**About this exercise**
Restate all of the entries exactly. Any picture in them should be skipped.

**Page and application data records**
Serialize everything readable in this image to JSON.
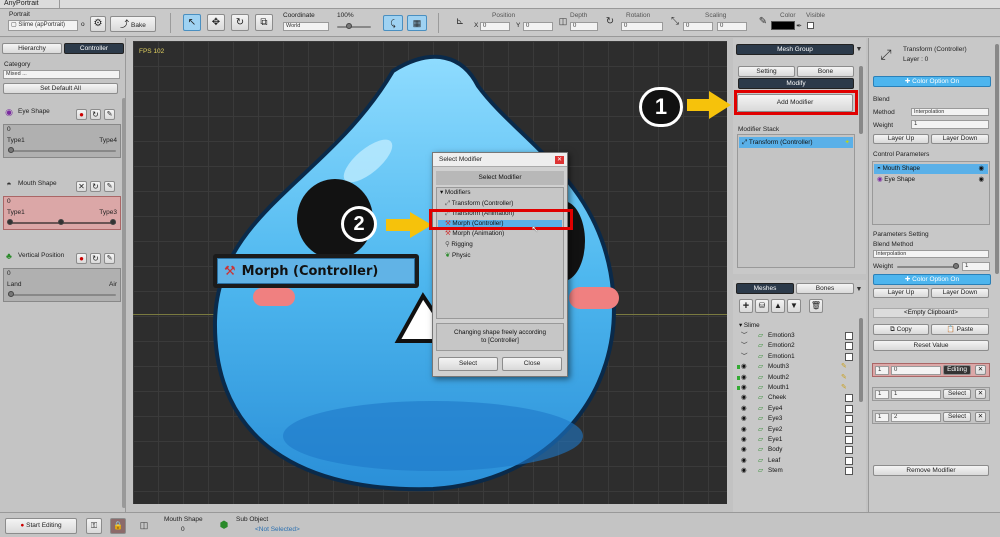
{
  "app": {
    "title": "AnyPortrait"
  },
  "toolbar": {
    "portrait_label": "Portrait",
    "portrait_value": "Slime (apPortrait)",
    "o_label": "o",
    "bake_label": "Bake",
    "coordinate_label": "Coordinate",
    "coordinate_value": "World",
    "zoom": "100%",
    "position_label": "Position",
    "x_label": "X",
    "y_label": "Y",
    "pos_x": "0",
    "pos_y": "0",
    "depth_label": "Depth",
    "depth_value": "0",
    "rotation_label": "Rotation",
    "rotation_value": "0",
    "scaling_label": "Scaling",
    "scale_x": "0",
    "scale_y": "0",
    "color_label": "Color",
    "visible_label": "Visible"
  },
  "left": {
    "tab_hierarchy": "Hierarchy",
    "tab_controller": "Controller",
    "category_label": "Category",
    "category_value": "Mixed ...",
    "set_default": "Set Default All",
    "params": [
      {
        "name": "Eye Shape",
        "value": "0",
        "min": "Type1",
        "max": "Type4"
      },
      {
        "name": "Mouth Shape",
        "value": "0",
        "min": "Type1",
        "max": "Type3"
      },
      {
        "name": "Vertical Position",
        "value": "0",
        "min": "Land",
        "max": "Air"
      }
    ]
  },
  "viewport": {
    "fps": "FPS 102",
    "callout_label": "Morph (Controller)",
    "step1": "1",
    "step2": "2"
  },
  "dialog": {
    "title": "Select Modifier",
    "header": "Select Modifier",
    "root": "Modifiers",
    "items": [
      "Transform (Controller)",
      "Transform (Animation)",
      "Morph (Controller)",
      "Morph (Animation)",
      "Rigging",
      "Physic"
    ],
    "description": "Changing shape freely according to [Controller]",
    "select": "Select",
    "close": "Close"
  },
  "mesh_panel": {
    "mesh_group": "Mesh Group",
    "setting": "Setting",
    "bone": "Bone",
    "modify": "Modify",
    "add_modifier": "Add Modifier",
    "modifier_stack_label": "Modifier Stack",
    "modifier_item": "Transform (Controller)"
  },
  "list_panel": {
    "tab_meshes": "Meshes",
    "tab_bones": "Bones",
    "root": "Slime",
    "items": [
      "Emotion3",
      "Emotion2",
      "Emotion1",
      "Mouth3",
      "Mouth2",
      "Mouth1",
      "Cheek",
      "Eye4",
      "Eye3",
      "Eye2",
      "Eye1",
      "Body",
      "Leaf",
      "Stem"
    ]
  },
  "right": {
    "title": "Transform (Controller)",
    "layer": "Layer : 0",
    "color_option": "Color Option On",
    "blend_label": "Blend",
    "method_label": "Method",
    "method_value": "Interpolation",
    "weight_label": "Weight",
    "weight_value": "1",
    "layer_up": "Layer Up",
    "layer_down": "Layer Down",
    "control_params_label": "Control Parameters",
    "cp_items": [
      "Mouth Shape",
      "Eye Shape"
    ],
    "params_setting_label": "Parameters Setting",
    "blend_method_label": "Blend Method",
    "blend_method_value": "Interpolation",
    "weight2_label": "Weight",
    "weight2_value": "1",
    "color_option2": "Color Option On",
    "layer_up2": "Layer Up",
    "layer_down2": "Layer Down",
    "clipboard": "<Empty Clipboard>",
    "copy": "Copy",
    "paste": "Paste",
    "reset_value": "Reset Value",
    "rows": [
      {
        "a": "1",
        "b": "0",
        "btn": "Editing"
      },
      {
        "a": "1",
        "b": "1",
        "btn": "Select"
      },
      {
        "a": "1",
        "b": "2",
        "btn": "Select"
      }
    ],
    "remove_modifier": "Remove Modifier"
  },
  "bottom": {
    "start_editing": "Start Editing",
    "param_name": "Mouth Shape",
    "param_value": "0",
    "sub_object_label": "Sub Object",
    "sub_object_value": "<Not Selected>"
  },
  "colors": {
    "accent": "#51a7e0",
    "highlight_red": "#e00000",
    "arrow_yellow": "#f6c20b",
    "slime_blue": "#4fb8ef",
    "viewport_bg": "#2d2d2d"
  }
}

**Worked solution**
Serialize everything readable in this image to JSON.
{
  "app": {
    "title": "AnyPortrait"
  },
  "toolbar": {
    "portrait_label": "Portrait",
    "portrait_value": "Slime (apPortrait)",
    "o_label": "o",
    "bake_label": "Bake",
    "coordinate_label": "Coordinate",
    "coordinate_value": "World",
    "zoom": "100%",
    "position_label": "Position",
    "x_label": "X",
    "y_label": "Y",
    "pos_x": "0",
    "pos_y": "0",
    "depth_label": "Depth",
    "depth_value": "0",
    "rotation_label": "Rotation",
    "rotation_value": "0",
    "scaling_label": "Scaling",
    "scale_x": "0",
    "scale_y": "0",
    "color_label": "Color",
    "visible_label": "Visible"
  },
  "left": {
    "tab_hierarchy": "Hierarchy",
    "tab_controller": "Controller",
    "category_label": "Category",
    "category_value": "Mixed ...",
    "set_default": "Set Default All",
    "params": [
      {
        "name": "Eye Shape",
        "value": "0",
        "min": "Type1",
        "max": "Type4"
      },
      {
        "name": "Mouth Shape",
        "value": "0",
        "min": "Type1",
        "max": "Type3"
      },
      {
        "name": "Vertical Position",
        "value": "0",
        "min": "Land",
        "max": "Air"
      }
    ]
  },
  "viewport": {
    "fps": "FPS 102",
    "callout_label": "Morph (Controller)",
    "step1": "1",
    "step2": "2"
  },
  "dialog": {
    "title": "Select Modifier",
    "header": "Select Modifier",
    "root": "Modifiers",
    "items": [
      "Transform (Controller)",
      "Transform (Animation)",
      "Morph (Controller)",
      "Morph (Animation)",
      "Rigging",
      "Physic"
    ],
    "description": "Changing shape freely according to [Controller]",
    "select": "Select",
    "close": "Close"
  },
  "mesh_panel": {
    "mesh_group": "Mesh Group",
    "setting": "Setting",
    "bone": "Bone",
    "modify": "Modify",
    "add_modifier": "Add Modifier",
    "modifier_stack_label": "Modifier Stack",
    "modifier_item": "Transform (Controller)"
  },
  "list_panel": {
    "tab_meshes": "Meshes",
    "tab_bones": "Bones",
    "root": "Slime",
    "items": [
      "Emotion3",
      "Emotion2",
      "Emotion1",
      "Mouth3",
      "Mouth2",
      "Mouth1",
      "Cheek",
      "Eye4",
      "Eye3",
      "Eye2",
      "Eye1",
      "Body",
      "Leaf",
      "Stem"
    ]
  },
  "right": {
    "title": "Transform (Controller)",
    "layer": "Layer : 0",
    "color_option": "Color Option On",
    "blend_label": "Blend",
    "method_label": "Method",
    "method_value": "Interpolation",
    "weight_label": "Weight",
    "weight_value": "1",
    "layer_up": "Layer Up",
    "layer_down": "Layer Down",
    "control_params_label": "Control Parameters",
    "cp_items": [
      "Mouth Shape",
      "Eye Shape"
    ],
    "params_setting_label": "Parameters Setting",
    "blend_method_label": "Blend Method",
    "blend_method_value": "Interpolation",
    "weight2_label": "Weight",
    "weight2_value": "1",
    "color_option2": "Color Option On",
    "layer_up2": "Layer Up",
    "layer_down2": "Layer Down",
    "clipboard": "<Empty Clipboard>",
    "copy": "Copy",
    "paste": "Paste",
    "reset_value": "Reset Value",
    "rows": [
      {
        "a": "1",
        "b": "0",
        "btn": "Editing"
      },
      {
        "a": "1",
        "b": "1",
        "btn": "Select"
      },
      {
        "a": "1",
        "b": "2",
        "btn": "Select"
      }
    ],
    "remove_modifier": "Remove Modifier"
  },
  "bottom": {
    "start_editing": "Start Editing",
    "param_name": "Mouth Shape",
    "param_value": "0",
    "sub_object_label": "Sub Object",
    "sub_object_value": "<Not Selected>"
  },
  "colors": {
    "accent": "#51a7e0",
    "highlight_red": "#e00000",
    "arrow_yellow": "#f6c20b",
    "slime_blue": "#4fb8ef",
    "viewport_bg": "#2d2d2d"
  }
}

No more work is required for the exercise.